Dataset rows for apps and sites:
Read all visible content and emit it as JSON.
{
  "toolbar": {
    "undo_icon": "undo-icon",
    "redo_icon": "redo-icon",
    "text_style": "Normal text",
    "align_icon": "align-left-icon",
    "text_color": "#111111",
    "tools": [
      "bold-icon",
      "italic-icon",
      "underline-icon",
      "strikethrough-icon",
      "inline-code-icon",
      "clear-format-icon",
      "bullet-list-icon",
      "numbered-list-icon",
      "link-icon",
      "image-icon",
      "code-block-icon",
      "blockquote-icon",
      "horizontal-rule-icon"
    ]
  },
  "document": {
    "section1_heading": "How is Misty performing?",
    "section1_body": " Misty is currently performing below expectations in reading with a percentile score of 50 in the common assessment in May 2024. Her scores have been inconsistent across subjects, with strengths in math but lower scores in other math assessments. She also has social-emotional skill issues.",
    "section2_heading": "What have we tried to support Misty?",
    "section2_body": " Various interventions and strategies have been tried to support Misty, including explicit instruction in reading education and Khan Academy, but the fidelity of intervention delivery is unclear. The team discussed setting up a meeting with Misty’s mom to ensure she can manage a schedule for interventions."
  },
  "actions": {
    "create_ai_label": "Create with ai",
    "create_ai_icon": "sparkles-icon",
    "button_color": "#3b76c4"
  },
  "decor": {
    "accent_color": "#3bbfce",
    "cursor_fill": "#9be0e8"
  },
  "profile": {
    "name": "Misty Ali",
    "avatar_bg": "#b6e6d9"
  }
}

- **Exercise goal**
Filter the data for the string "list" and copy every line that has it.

- **Exercise answer**
      "bullet-list-icon",
      "numbered-list-icon",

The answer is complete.